See where the least inequality came? Around 1980 - just when "it was decided" that lending and debt should take off and power a generation-long series of bubbles. Please see below my graph from June, which shows that political conservatives can be far from conservative when it comes to handling the nation's finances:


James Higham said...

See where the least inequality came? Around 1980 - just when "it was decided" that lending and debt should take off and power a generation-long series of bubbles.

That is a most significant observation and the corollary interesting.

OldSouth said...

In 1980, the US economy, and everyone in it, were essentially flat on their backs. Remember the 20% prime rate? I certainly do.

There is no excuse for the upward spike in debt from that point, but let me offer a little explanation:

Reagan and 'Bush-One' both had to contend with bitterly partisan Democrat Congressional majorities, who never met an entitlement they didn't love. Every attempt to reign in spending was met with blood-curdling screams of how heartless and cruel the President was, etc. So, the spending continued, because Reagan was also committed to restoring the military that had been gutted by the 1970's.

By the way, he won the Cold War in the process.

Along comes Slick Willy, and everyone piled on the spending, declaring a 'Peace Dividend', with a concomitant gutting of the military, for which we still are paying the price.
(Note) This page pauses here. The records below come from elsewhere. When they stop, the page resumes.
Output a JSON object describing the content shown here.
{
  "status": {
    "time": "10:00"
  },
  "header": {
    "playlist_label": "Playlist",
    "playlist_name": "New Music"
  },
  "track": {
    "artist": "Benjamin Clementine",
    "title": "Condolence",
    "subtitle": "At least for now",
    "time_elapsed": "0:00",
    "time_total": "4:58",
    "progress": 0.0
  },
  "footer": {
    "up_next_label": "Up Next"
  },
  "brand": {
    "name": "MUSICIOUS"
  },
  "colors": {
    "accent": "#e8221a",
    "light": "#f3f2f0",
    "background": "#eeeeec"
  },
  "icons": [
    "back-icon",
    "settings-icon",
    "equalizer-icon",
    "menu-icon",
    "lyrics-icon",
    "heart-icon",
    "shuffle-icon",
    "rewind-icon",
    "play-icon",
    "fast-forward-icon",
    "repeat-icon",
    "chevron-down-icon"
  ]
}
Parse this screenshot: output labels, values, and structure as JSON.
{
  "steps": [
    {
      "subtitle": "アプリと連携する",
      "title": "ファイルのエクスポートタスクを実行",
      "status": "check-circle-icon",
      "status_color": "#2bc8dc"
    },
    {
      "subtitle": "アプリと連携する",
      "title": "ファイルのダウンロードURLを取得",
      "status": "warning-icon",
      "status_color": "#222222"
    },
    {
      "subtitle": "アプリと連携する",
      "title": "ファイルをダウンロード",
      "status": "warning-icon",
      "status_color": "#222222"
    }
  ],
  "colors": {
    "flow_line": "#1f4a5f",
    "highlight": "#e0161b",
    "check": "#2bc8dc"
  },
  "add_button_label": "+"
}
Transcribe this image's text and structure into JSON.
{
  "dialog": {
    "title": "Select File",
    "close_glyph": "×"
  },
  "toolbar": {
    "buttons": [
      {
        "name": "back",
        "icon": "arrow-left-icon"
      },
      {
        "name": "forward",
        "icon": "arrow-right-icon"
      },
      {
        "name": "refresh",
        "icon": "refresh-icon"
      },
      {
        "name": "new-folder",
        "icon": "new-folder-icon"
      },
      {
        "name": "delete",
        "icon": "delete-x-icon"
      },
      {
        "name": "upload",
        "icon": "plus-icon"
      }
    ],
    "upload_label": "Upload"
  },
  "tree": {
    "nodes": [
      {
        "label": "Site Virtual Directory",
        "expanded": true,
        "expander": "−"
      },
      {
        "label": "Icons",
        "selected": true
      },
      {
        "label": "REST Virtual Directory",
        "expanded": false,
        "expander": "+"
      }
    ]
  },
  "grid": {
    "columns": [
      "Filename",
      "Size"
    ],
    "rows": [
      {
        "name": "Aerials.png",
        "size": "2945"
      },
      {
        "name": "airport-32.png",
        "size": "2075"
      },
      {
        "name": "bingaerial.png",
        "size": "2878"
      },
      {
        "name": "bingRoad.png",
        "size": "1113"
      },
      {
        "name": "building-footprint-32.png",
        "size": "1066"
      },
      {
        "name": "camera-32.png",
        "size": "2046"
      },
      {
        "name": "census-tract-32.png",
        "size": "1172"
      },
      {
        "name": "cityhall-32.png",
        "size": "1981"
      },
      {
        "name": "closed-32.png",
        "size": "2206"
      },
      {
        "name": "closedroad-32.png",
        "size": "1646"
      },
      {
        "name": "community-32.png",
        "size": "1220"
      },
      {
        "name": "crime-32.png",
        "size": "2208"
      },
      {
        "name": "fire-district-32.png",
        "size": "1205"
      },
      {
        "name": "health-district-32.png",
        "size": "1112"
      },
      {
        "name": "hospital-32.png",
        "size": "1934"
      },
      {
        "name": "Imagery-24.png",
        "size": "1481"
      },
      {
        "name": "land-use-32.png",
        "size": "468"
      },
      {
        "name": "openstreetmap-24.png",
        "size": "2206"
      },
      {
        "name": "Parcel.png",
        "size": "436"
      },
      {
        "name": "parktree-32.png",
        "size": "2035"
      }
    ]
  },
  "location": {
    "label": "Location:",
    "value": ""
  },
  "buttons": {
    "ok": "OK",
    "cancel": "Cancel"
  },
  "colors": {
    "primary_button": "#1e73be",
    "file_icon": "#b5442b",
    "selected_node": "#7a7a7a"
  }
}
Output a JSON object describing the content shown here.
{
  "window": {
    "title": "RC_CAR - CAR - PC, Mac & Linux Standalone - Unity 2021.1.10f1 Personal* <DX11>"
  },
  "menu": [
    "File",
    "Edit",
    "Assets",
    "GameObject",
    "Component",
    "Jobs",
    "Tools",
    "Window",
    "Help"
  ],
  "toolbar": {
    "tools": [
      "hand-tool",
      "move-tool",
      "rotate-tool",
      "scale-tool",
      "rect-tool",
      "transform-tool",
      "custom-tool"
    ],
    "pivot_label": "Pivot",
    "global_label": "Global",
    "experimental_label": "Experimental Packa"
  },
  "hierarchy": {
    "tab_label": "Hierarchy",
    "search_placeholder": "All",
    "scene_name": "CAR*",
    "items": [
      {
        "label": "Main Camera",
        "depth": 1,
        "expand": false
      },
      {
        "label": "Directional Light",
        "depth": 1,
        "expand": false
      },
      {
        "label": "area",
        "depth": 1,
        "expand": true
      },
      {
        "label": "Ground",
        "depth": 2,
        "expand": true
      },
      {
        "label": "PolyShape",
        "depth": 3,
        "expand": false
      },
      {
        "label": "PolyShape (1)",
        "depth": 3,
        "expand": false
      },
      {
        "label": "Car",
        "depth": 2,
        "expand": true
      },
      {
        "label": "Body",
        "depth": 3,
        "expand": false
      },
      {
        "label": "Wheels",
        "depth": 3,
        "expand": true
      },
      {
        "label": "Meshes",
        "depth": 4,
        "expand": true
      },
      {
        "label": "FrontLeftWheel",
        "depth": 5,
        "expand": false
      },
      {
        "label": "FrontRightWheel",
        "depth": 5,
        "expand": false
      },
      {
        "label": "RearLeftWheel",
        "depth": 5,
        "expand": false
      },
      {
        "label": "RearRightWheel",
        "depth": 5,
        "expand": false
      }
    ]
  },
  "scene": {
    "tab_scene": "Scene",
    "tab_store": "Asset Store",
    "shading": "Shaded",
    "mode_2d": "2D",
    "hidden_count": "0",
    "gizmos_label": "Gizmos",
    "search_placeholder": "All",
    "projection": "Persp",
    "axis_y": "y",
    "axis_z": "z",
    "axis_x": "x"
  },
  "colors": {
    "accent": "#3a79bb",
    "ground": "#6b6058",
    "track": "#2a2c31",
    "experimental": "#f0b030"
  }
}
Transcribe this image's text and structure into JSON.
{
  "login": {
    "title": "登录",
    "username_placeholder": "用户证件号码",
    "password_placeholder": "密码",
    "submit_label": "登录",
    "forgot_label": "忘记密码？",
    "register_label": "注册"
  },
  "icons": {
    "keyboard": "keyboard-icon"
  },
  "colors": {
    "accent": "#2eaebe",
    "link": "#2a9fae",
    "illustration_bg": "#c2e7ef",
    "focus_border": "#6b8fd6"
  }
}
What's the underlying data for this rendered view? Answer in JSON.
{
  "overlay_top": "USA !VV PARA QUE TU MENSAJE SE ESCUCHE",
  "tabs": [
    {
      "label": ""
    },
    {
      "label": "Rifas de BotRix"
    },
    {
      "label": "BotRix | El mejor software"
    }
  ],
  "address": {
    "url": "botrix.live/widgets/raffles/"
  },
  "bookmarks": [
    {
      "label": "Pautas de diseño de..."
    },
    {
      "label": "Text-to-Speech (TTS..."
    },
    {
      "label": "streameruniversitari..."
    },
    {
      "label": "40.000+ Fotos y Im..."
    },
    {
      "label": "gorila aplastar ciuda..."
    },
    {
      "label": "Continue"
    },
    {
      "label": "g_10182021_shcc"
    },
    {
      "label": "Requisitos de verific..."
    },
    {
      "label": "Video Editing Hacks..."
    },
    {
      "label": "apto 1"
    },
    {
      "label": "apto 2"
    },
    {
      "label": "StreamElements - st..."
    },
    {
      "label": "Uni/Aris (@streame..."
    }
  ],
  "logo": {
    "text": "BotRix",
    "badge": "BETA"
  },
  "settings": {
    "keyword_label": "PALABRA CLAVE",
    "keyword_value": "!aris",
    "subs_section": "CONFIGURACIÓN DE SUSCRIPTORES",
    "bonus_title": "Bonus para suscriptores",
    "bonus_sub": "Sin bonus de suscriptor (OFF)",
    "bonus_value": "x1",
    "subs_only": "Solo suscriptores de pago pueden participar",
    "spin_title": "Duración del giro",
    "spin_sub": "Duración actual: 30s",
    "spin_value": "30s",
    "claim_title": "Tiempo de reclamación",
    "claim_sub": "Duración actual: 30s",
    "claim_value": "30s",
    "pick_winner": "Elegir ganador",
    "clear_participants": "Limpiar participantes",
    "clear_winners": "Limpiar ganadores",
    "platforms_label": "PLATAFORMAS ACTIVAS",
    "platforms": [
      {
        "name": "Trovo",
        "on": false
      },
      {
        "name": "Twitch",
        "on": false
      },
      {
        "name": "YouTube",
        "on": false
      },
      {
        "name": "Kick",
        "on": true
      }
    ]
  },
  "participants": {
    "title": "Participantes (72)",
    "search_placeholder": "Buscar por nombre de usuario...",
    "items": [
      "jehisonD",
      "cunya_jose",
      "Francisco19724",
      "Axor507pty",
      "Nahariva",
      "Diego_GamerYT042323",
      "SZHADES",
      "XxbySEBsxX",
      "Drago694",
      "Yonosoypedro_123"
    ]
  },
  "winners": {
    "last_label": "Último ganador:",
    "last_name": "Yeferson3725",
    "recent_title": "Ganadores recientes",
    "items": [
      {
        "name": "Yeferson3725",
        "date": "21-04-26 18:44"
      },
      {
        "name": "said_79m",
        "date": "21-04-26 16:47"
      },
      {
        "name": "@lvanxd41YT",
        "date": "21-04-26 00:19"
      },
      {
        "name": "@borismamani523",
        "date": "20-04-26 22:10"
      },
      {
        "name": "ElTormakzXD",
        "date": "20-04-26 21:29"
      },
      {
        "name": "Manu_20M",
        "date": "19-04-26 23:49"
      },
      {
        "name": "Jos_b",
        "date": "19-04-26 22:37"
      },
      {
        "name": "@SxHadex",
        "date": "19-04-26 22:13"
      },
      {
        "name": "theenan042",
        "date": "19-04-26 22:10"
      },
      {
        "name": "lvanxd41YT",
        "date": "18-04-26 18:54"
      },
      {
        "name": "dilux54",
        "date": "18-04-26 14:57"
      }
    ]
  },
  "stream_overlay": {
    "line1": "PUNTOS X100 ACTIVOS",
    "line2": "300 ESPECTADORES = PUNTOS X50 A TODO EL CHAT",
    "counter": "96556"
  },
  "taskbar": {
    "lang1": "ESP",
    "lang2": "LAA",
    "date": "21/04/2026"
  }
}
That little downturn came after the GOP Congress finally asserted a bit of discipline(not enough, but a little), and the Pride of Arkansas was occupied explaining why sex games with interns and perjury weren't really anything to get upset about. Not much in the way of grand spending initiatives in the late 90's.

As for 'Bush-Two'--really nothing can be said. He and Congress competed to see who could spend more.

Again, not excusing the foolish behaviour, just giving a bit of context.

Obama, Pelosi, Reid and Geither make the rest look like bumbling amateurs when it comes to spending our futures away.

Shame on both parties, though, because both were too busy feeding at the trough to notice what was transpiring in front of them

Anonymous said...

The spike caused by WW2 lifted the debt from approx. $900bn to around $3000bn. So fighting wars on 2 continents and developing atomic weapons tripled the debt (and a bit).

Compare that to 1980 onwards. A rise from $2300ish to approaching $12000bn (we must be there by now). Thats a multiple of over 5. And what do we have to show for all that spending?

This graph is scary. Because anything that rises that much that quickly is unsustainable, and WILL end. Its just a matter of when.

Paddington said...

OldSouth: I have a couple of small comments.

1. The military build-up (except Star Wars, a total gift to the defense contractors), was authorized under President Carter.

2. The Soviet Union did not collapse because of Reagan, at least according to many political and defense analysts, including those in the USSR. The quote I saw by a Russian general was that he hastened things by about 6 weeks.

I still hold that, had we followed the advice of Carter, we would be much better off now, despite the 'feel good' era of Reagan, which started to put us in our present predicament.